So now all 5 County Commissioners have put in their own "hard earned" money to buy ads to try and convince voters of why their two cohorts, up for reelection next Tuesday, deserve your vote. The ads are in the newspaper and have hit the radio airwaves with "Let's Get The Facts Right."
The ad headline is "catchy" and whether or not they meant for it to be misleading is a matter of opinion, but you know the saying "you can cover up dog mess, but it still stinks" sure comes to mind.
Too bad there isn't time to combat these newspaper and radio ads with "Let's Explain The Facts Right."
In fact #1, the 5 commissioners, in an effort to salvage the campaigns of their 2 friends Tony Dennis and Jann Lowder, claim that they have "never sued" ALCOA.
Well, technically, that's true but it's misleading by $5+ million Stanly County Taxpayer dollars that have been spent and authorized by the Stanly County Commissioners to prevent ALCOA and APGI from renewing their license to operate the dams.
Also, the County Commissioners in their advertising effort failed to mention that while the taxpayers of Stanly County continue to pay daily for the Commissioners enormous legal battle, with whomever, that ALCOA continues daily to operate the dams and continues to profit from those operations.
For the taxpayers, the lawsuit means cuts to education, cuts to schools, cuts to other county departments, etc. and surely what must now be an almost depleted county fund balance or "savings account."
In fact #2 the County Commissioners state they didn't vote AGAINST Clean Tech.
Well, technically, that's true too. Their minutes in open public sessions don't reflect an actual vote AGAINST Clean Tech.
To "Explain the Facts Right" the County Commissioners didn't vote FOR Clean Tech either.
So, the Clean Tech offer to the Stanly County Commissioners for the people of Stanly County of 450+ jobs, millions of investment in our tax base, reimbursement of the county's $5+ million dollars legal expense and a special yearly allocation to the Stanly County Schools was withdrawn and moved on elsewhere.
Looking at fact #3, the County Commissioners rightly claim, in open session anyway, that they have never voted AGAINST jobs.

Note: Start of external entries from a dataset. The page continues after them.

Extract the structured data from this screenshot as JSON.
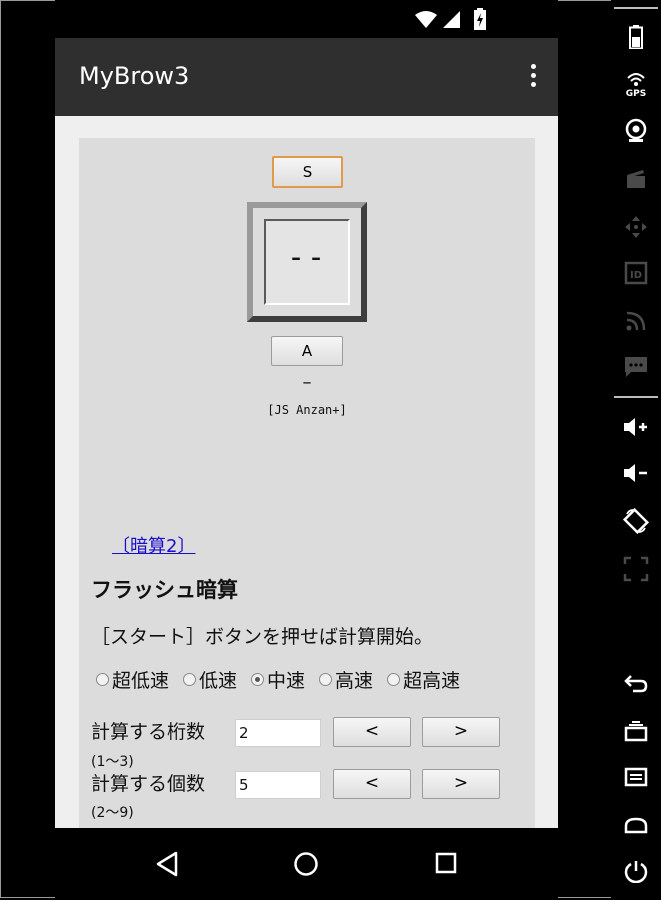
{
  "app": {
    "title": "MyBrow3"
  },
  "page": {
    "start_button": "S",
    "display_value": "--",
    "answer_button": "A",
    "dash": "–",
    "js_label": "[JS Anzan+]",
    "link_text": "〔暗算2〕",
    "heading": "フラッシュ暗算",
    "instruction": "［スタート］ボタンを押せば計算開始。",
    "speeds": [
      {
        "label": "超低速",
        "checked": false
      },
      {
        "label": "低速",
        "checked": false
      },
      {
        "label": "中速",
        "checked": true
      },
      {
        "label": "高速",
        "checked": false
      },
      {
        "label": "超高速",
        "checked": false
      }
    ],
    "digits": {
      "label": "計算する桁数",
      "range": "(1～3)",
      "value": "2",
      "dec": "<",
      "inc": ">"
    },
    "count": {
      "label": "計算する個数",
      "range": "(2～9)",
      "value": "5",
      "dec": "<",
      "inc": ">"
    }
  },
  "colors": {
    "app_bar": "#2f2f2f",
    "web_bg": "#dcdcdc",
    "link": "#1a0dcc",
    "focus_border": "#e19a4a"
  },
  "icons": {
    "status": [
      "wifi-icon",
      "signal-icon",
      "battery-charging-icon"
    ],
    "nav": [
      "back-icon",
      "home-icon",
      "recents-icon"
    ],
    "side": [
      "battery-icon",
      "gps-icon",
      "camera-icon",
      "clapperboard-icon",
      "dpad-icon",
      "id-icon",
      "rss-icon",
      "message-icon",
      "volume-up-icon",
      "volume-down-icon",
      "rotate-icon",
      "scale-icon",
      "back-icon",
      "recents-icon",
      "menu-icon",
      "home-icon",
      "power-icon"
    ]
  }
}
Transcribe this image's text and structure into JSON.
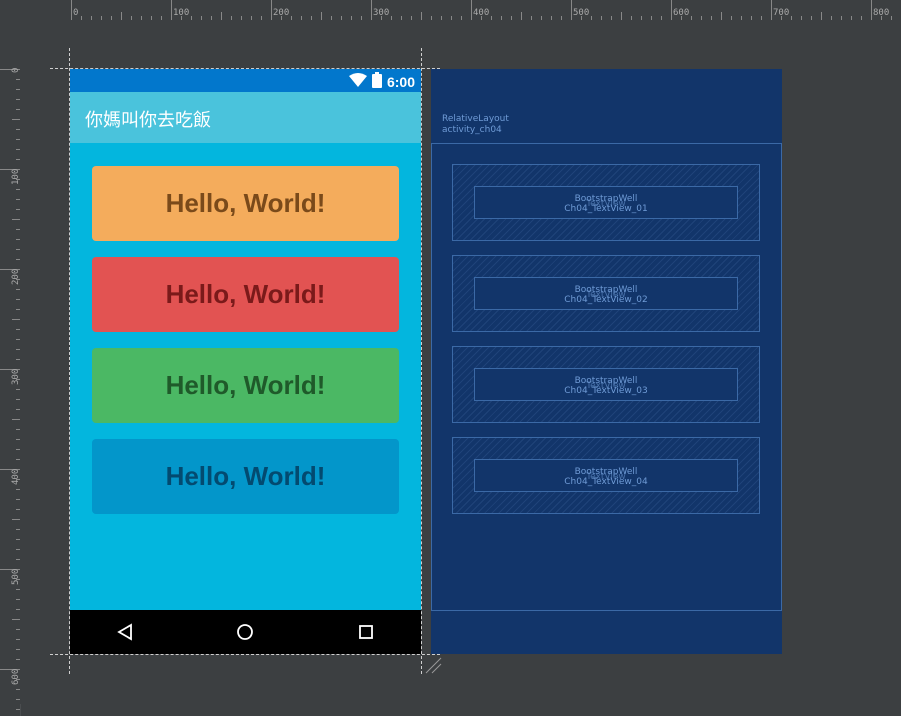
{
  "ruler": {
    "top_labels": [
      "0",
      "100",
      "200",
      "300",
      "400",
      "500",
      "600",
      "700",
      "800"
    ],
    "left_labels": [
      "0",
      "100",
      "200",
      "300",
      "400",
      "500",
      "600"
    ]
  },
  "phone": {
    "status": {
      "time": "6:00",
      "icons": [
        "wifi-icon",
        "battery-icon"
      ]
    },
    "app_title": "你媽叫你去吃飯",
    "wells": [
      {
        "text": "Hello, World!",
        "bg": "#f4ac5c",
        "fg": "#7a4a1a"
      },
      {
        "text": "Hello, World!",
        "bg": "#e25352",
        "fg": "#7a1a1a"
      },
      {
        "text": "Hello, World!",
        "bg": "#4bb864",
        "fg": "#1f5a2a"
      },
      {
        "text": "Hello, World!",
        "bg": "#0396ca",
        "fg": "#034a70"
      }
    ],
    "nav_icons": [
      "back-icon",
      "home-icon",
      "recents-icon"
    ]
  },
  "blueprint": {
    "root_type": "RelativeLayout",
    "root_id": "activity_ch04",
    "wells": [
      {
        "type": "BootstrapWell",
        "child_type": "TextView",
        "child_id": "Ch04_TextView_01"
      },
      {
        "type": "BootstrapWell",
        "child_type": "TextView",
        "child_id": "Ch04_TextView_02"
      },
      {
        "type": "BootstrapWell",
        "child_type": "TextView",
        "child_id": "Ch04_TextView_03"
      },
      {
        "type": "BootstrapWell",
        "child_type": "TextView",
        "child_id": "Ch04_TextView_04"
      }
    ]
  }
}
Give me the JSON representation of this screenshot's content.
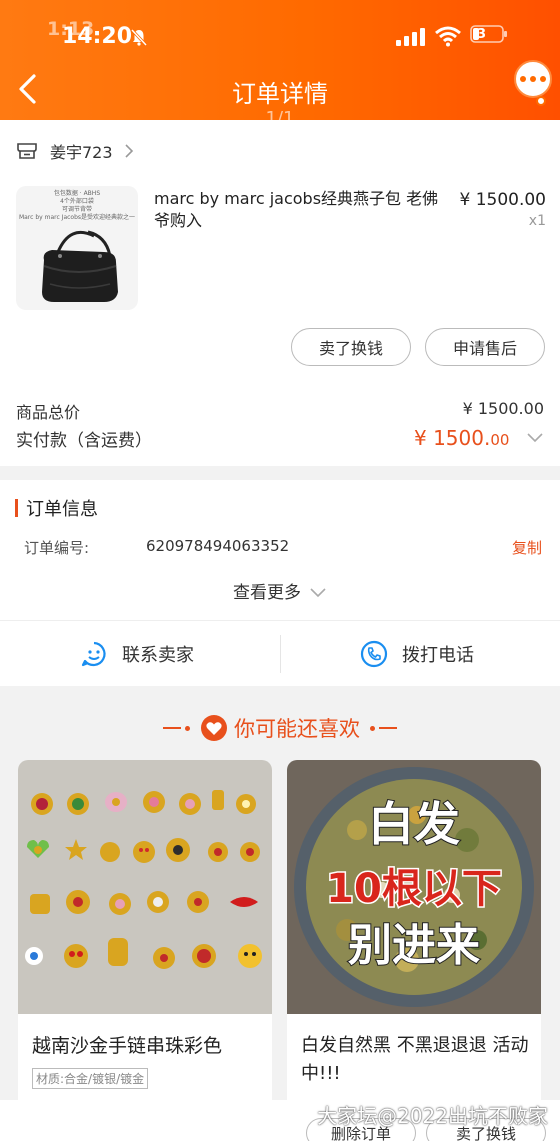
{
  "status_bar": {
    "time": "14:20",
    "time_ghost": "1:13",
    "battery": "3"
  },
  "header": {
    "title": "订单详情",
    "subtitle": "1/1"
  },
  "shop": {
    "name": "姜宇723"
  },
  "product": {
    "title": "marc by marc jacobs经典燕子包 老佛爷购入",
    "price": "¥ 1500.00",
    "qty": "x1",
    "thumb_lines": [
      "包包数据 · ABHS",
      "4个外部口袋",
      "可调节背带",
      "Marc by marc Jacobs是受欢迎经典款之一"
    ]
  },
  "actions": {
    "sell": "卖了换钱",
    "after_sale": "申请售后"
  },
  "totals": {
    "goods_total_label": "商品总价",
    "goods_total_value": "¥ 1500.00",
    "paid_label": "实付款（含运费）",
    "paid_main": "¥ 1500.",
    "paid_cents": "00"
  },
  "order_info": {
    "title": "订单信息",
    "order_no_label": "订单编号:",
    "order_no_value": "620978494063352",
    "copy": "复制",
    "see_more": "查看更多"
  },
  "contact": {
    "seller": "联系卖家",
    "call": "拨打电话"
  },
  "recommend": {
    "title": "你可能还喜欢",
    "items": [
      {
        "name": "越南沙金手链串珠彩色",
        "tag": "材质:合金/镀银/镀金",
        "button": "删除订单"
      },
      {
        "name": "白发自然黑 不黑退退退 活动中!!!",
        "overlay_top": "白发",
        "overlay_mid": "10根以下",
        "overlay_bottom": "别进来",
        "button": "卖了换钱"
      }
    ]
  },
  "watermark": "大家坛@2022出坑不败家",
  "colors": {
    "brand_orange": "#ff6a00",
    "accent_red": "#e8501c"
  }
}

Again, that's true, as far as we know, of their official actions when not behind closed doors.
On the other hand, there is no evidence that they have aggressively voted FOR new jobs either. Demographic data shows unemployment for Stanly County was 4.9% in 2007 and that unemployment had increased to 10.6% in 2011. Data for 2012 was not available.
Fact #4 is the ole Closed Door Session excuse.
It's plain and simple, you play this trump card when you want to keep specifically authorized items out of the public meeting. It's certainly legal and may, very well, be the correct move for issues of personnel, etc but closed door sessions are an option for the County Commissioners not a requirement. It takes a vote of the majority to go into closed session.
A closed door session breeds mistrust, speculation and spin. The public outcry over the County Commissioners dispute with ALCOA and the Clean Tech proposal are two good examples of taking the option of a closed door session over conducting the peoples business in the open. Doing the peoples business in the open is referred to as the "Sunshine Law" but it sure doesn't seem like that's the rule of order with the current County Commissioners.
Finally, several more "facts" from the 10 years Demographic Data of Stanly County:
*In 2002 the population for Stanly County was 58,791. Ten years later, in 2011, the population for Stanly County was 59,761. A growth of 970 people.
*In 2002 the median age in Stanly County was 37.2 years old. Ten years later, in 2011, the median age for Stanly County is 40.0 years old.
*In 2002 the school enrollment in Stanly County was 10,204 students, Ten years later, in 2011, the school enrollment in Stanly County was 9,053 students.
Any way you slice this pie, Stanly County is going backwards.
On Tuesday, May 8th, you can vote to agree or disagree with the direction of Stanly County.
Former Chairman, Stanly County Board of Commissioners